== Supplied data

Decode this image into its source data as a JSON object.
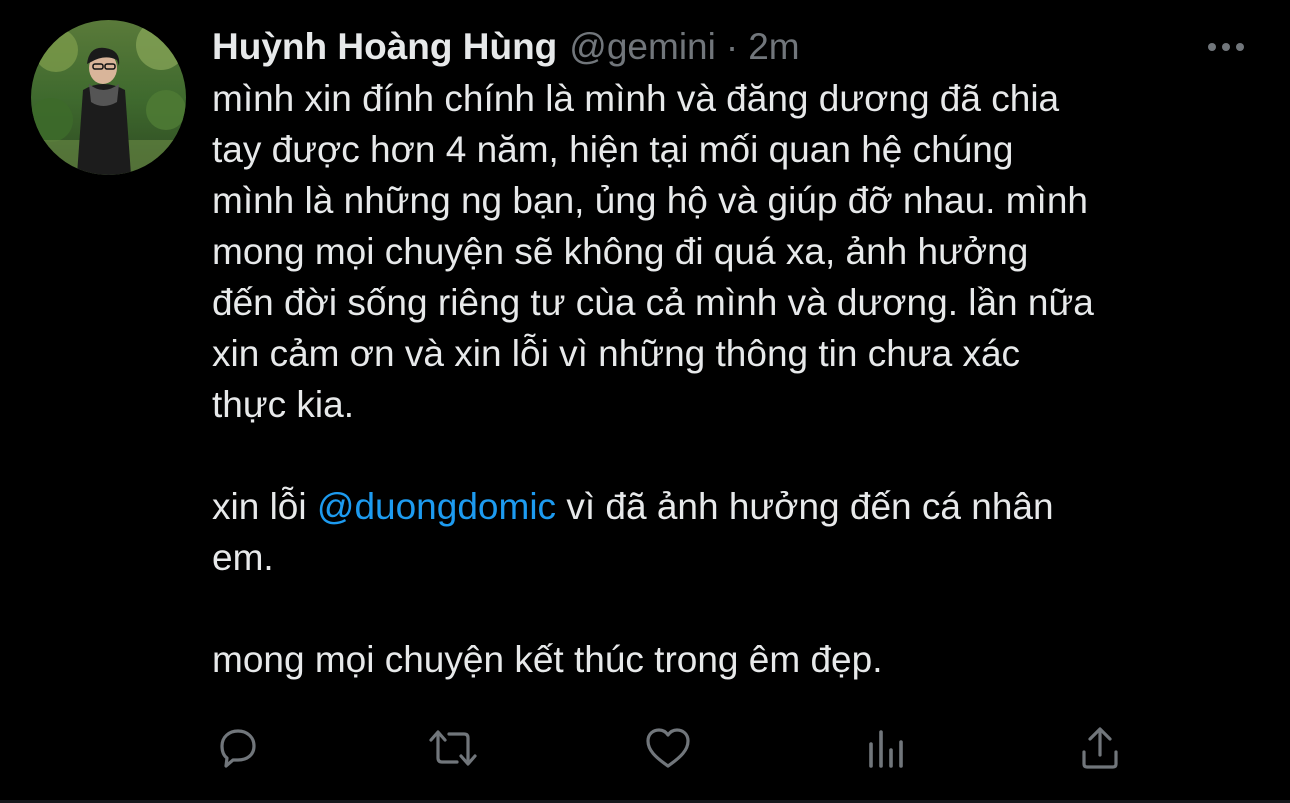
{
  "tweet": {
    "author": {
      "display_name": "Huỳnh Hoàng Hùng",
      "handle": "@gemini",
      "separator": "·",
      "time": "2m"
    },
    "more_icon": "more-horizontal-icon",
    "body": {
      "p1_lines": [
        "mình xin đính chính là mình và đăng dương đã chia",
        "tay được hơn 4 năm, hiện tại mối quan hệ chúng",
        "mình là những ng bạn, ủng hộ và giúp đỡ nhau. mình",
        "mong mọi chuyện sẽ không đi quá xa, ảnh hưởng",
        "đến đời sống riêng tư cùa cả mình và dương. lần nữa",
        "xin cảm ơn và xin lỗi vì những thông tin chưa xác",
        "thực kia."
      ],
      "p2_prefix": "xin lỗi ",
      "p2_mention": "@duongdomic",
      "p2_suffix": " vì đã ảnh hưởng đến cá nhân",
      "p2_line2": "em.",
      "p3": "mong mọi chuyện kết thúc trong êm đẹp."
    },
    "actions": [
      {
        "name": "reply",
        "icon": "reply-bubble-icon"
      },
      {
        "name": "retweet",
        "icon": "retweet-icon"
      },
      {
        "name": "like",
        "icon": "heart-icon"
      },
      {
        "name": "analytics",
        "icon": "analytics-bars-icon"
      },
      {
        "name": "share",
        "icon": "share-upload-icon"
      }
    ],
    "colors": {
      "background": "#000000",
      "text": "#e7e9ea",
      "muted": "#71767b",
      "mention": "#1d9bf0"
    }
  }
}
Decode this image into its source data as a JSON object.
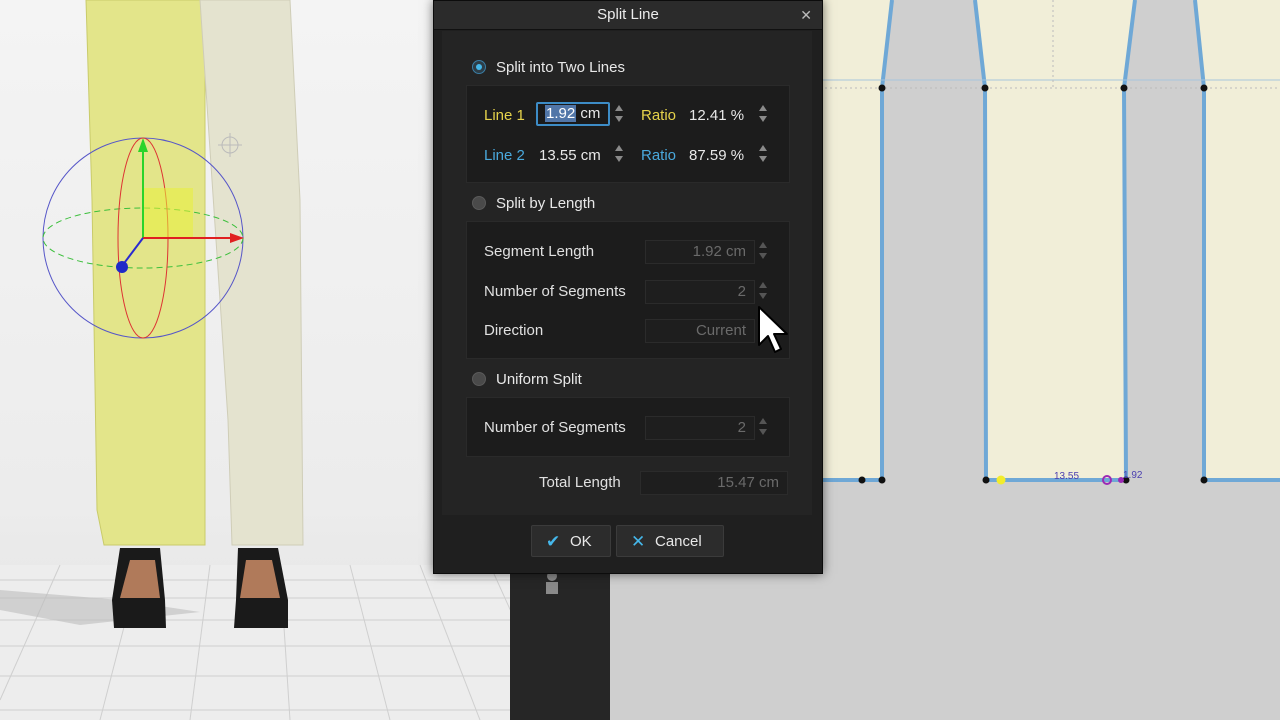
{
  "dialog": {
    "title": "Split Line",
    "close_icon": "close-icon",
    "split_two_lines": {
      "label": "Split into Two Lines",
      "selected": true,
      "line1_label": "Line 1",
      "line1_value_selected": "1.92",
      "line1_unit": " cm",
      "ratio1_label": "Ratio",
      "ratio1_value": "12.41 %",
      "line2_label": "Line 2",
      "line2_value": "13.55 cm",
      "ratio2_label": "Ratio",
      "ratio2_value": "87.59 %"
    },
    "split_by_length": {
      "label": "Split by Length",
      "selected": false,
      "segment_length_label": "Segment Length",
      "segment_length_value": "1.92 cm",
      "num_segments_label": "Number of Segments",
      "num_segments_value": "2",
      "direction_label": "Direction",
      "direction_value": "Current"
    },
    "uniform_split": {
      "label": "Uniform Split",
      "selected": false,
      "num_segments_label": "Number of Segments",
      "num_segments_value": "2"
    },
    "total_length_label": "Total Length",
    "total_length_value": "15.47 cm",
    "ok_label": "OK",
    "cancel_label": "Cancel"
  },
  "pattern": {
    "measure_left": "13.55",
    "measure_right": "1.92"
  },
  "colors": {
    "accent_blue": "#45b7ea",
    "line1_yellow": "#e6d34b",
    "line2_blue": "#4aa9dd",
    "pattern_fill": "#f1eed8",
    "pattern_outline": "#6fa8d6"
  }
}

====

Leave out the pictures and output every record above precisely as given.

◆ **Reply to the exercise**:
Decode this image into its source data as a JSON object.
{
  "tweet": {
    "author": {
      "display_name": "Huỳnh Hoàng Hùng",
      "handle": "@gemini",
      "separator": "·",
      "time": "2m"
    },
    "more_icon": "more-horizontal-icon",
    "body": {
      "p1_lines": [
        "mình xin đính chính là mình và đăng dương đã chia",
        "tay được hơn 4 năm, hiện tại mối quan hệ chúng",
        "mình là những ng bạn, ủng hộ và giúp đỡ nhau. mình",
        "mong mọi chuyện sẽ không đi quá xa, ảnh hưởng",
        "đến đời sống riêng tư cùa cả mình và dương. lần nữa",
        "xin cảm ơn và xin lỗi vì những thông tin chưa xác",
        "thực kia."
      ],
      "p2_prefix": "xin lỗi ",
      "p2_mention": "@duongdomic",
      "p2_suffix": " vì đã ảnh hưởng đến cá nhân",
      "p2_line2": "em.",
      "p3": "mong mọi chuyện kết thúc trong êm đẹp."
    },
    "actions": [
      {
        "name": "reply",
        "icon": "reply-bubble-icon"
      },
      {
        "name": "retweet",
        "icon": "retweet-icon"
      },
      {
        "name": "like",
        "icon": "heart-icon"
      },
      {
        "name": "analytics",
        "icon": "analytics-bars-icon"
      },
      {
        "name": "share",
        "icon": "share-upload-icon"
      }
    ],
    "colors": {
      "background": "#000000",
      "text": "#e7e9ea",
      "muted": "#71767b",
      "mention": "#1d9bf0"
    }
  }
}
Decode this image into its source data as a JSON object.
{
  "dialog": {
    "title": "Split Line",
    "close_icon": "close-icon",
    "split_two_lines": {
      "label": "Split into Two Lines",
      "selected": true,
      "line1_label": "Line 1",
      "line1_value_selected": "1.92",
      "line1_unit": " cm",
      "ratio1_label": "Ratio",
      "ratio1_value": "12.41 %",
      "line2_label": "Line 2",
      "line2_value": "13.55 cm",
      "ratio2_label": "Ratio",
      "ratio2_value": "87.59 %"
    },
    "split_by_length": {
      "label": "Split by Length",
      "selected": false,
      "segment_length_label": "Segment Length",
      "segment_length_value": "1.92 cm",
      "num_segments_label": "Number of Segments",
      "num_segments_value": "2",
      "direction_label": "Direction",
      "direction_value": "Current"
    },
    "uniform_split": {
      "label": "Uniform Split",
      "selected": false,
      "num_segments_label": "Number of Segments",
      "num_segments_value": "2"
    },
    "total_length_label": "Total Length",
    "total_length_value": "15.47 cm",
    "ok_label": "OK",
    "cancel_label": "Cancel"
  },
  "pattern": {
    "measure_left": "13.55",
    "measure_right": "1.92"
  },
  "colors": {
    "accent_blue": "#45b7ea",
    "line1_yellow": "#e6d34b",
    "line2_blue": "#4aa9dd",
    "pattern_fill": "#f1eed8",
    "pattern_outline": "#6fa8d6"
  }
}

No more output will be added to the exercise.